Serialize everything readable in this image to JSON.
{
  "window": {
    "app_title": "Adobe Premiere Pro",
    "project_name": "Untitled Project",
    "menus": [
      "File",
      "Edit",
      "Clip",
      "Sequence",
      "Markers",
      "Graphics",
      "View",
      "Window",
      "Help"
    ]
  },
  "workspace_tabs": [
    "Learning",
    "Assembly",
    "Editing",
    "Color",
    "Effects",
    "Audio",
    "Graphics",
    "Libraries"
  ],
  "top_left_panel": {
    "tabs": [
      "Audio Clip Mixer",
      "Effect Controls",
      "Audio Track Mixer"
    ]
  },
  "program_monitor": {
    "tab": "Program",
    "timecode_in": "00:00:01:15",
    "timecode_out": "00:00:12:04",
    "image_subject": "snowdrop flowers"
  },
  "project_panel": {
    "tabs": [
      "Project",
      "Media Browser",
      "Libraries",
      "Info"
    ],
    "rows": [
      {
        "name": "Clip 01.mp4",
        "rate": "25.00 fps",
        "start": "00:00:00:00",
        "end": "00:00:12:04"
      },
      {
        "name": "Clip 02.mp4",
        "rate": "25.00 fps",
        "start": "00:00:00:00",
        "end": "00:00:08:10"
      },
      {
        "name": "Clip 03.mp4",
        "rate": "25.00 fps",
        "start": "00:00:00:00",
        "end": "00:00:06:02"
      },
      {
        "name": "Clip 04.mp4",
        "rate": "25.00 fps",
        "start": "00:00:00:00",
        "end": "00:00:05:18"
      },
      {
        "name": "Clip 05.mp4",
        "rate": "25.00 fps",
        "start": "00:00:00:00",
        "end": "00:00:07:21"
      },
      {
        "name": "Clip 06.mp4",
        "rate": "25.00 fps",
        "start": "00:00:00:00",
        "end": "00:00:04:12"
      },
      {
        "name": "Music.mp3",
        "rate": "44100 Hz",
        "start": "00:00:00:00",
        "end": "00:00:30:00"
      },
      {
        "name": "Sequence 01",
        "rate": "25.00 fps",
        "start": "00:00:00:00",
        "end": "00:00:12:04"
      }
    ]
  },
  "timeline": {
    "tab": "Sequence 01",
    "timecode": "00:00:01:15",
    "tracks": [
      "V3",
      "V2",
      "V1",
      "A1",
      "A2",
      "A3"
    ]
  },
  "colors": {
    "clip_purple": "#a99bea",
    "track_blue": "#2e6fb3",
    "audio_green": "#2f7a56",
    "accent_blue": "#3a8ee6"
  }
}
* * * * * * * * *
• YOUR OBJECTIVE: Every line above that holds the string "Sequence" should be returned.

• ANSWER SPACE:
      "Sequence",
        "name": "Sequence 01",
    "tab": "Sequence 01",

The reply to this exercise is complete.